[Start of Attachment]

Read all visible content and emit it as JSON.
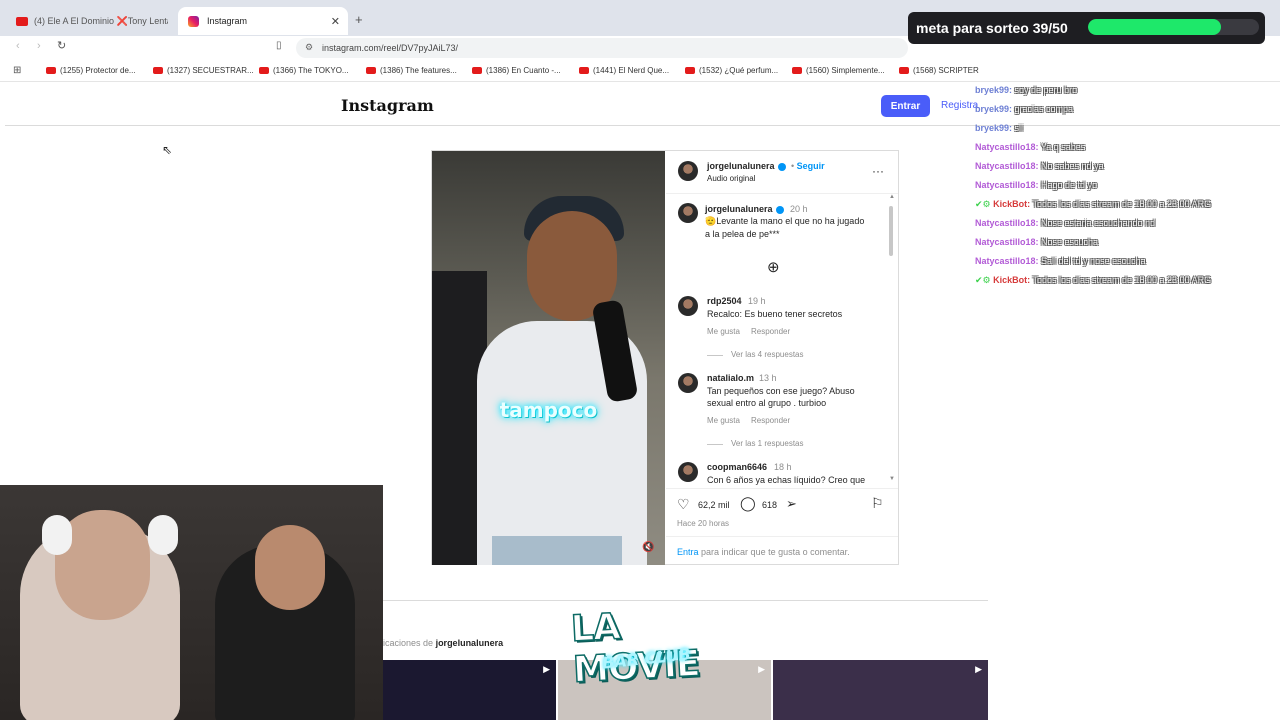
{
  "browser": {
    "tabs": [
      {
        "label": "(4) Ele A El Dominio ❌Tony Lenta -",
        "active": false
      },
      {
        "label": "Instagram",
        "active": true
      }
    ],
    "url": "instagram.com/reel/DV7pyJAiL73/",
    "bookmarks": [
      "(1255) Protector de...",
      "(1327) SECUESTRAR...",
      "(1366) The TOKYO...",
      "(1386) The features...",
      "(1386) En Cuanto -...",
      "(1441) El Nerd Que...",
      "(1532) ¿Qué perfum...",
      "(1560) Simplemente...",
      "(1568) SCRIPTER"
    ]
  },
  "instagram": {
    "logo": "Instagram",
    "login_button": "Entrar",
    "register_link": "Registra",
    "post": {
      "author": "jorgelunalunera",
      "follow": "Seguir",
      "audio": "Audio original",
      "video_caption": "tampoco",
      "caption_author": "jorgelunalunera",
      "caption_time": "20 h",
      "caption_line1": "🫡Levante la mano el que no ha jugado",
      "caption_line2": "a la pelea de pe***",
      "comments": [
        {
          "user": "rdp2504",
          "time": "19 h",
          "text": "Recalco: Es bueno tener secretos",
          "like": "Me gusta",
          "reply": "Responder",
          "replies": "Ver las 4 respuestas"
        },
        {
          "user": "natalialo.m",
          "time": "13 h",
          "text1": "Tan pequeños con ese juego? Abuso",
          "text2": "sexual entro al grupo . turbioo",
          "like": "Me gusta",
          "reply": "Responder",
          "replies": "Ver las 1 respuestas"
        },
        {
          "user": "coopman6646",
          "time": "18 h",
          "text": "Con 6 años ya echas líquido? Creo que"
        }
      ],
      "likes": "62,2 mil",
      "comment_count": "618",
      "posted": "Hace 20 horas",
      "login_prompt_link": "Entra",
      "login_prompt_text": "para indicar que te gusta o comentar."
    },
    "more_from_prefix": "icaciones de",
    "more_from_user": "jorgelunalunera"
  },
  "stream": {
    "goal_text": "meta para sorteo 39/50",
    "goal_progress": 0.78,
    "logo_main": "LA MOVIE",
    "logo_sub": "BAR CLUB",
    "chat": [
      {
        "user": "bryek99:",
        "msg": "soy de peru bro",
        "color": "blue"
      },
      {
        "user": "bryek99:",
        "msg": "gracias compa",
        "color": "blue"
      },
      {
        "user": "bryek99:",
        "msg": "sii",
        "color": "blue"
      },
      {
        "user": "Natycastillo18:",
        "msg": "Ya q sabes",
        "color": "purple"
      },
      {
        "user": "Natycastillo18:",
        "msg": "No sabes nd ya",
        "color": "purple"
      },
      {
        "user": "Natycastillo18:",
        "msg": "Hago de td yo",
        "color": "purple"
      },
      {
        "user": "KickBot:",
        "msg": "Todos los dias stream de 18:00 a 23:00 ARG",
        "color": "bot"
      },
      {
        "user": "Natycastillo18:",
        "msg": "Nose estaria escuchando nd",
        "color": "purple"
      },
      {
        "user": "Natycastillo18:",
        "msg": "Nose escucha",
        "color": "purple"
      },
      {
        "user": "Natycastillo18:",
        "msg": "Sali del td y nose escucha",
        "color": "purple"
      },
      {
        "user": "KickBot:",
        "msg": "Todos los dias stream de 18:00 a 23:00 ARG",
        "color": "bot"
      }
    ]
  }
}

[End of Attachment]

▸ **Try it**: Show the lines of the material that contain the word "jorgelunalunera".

▸ **Your response**:
      "author": "jorgelunalunera",
      "caption_author": "jorgelunalunera",
    "more_from_user": "jorgelunalunera"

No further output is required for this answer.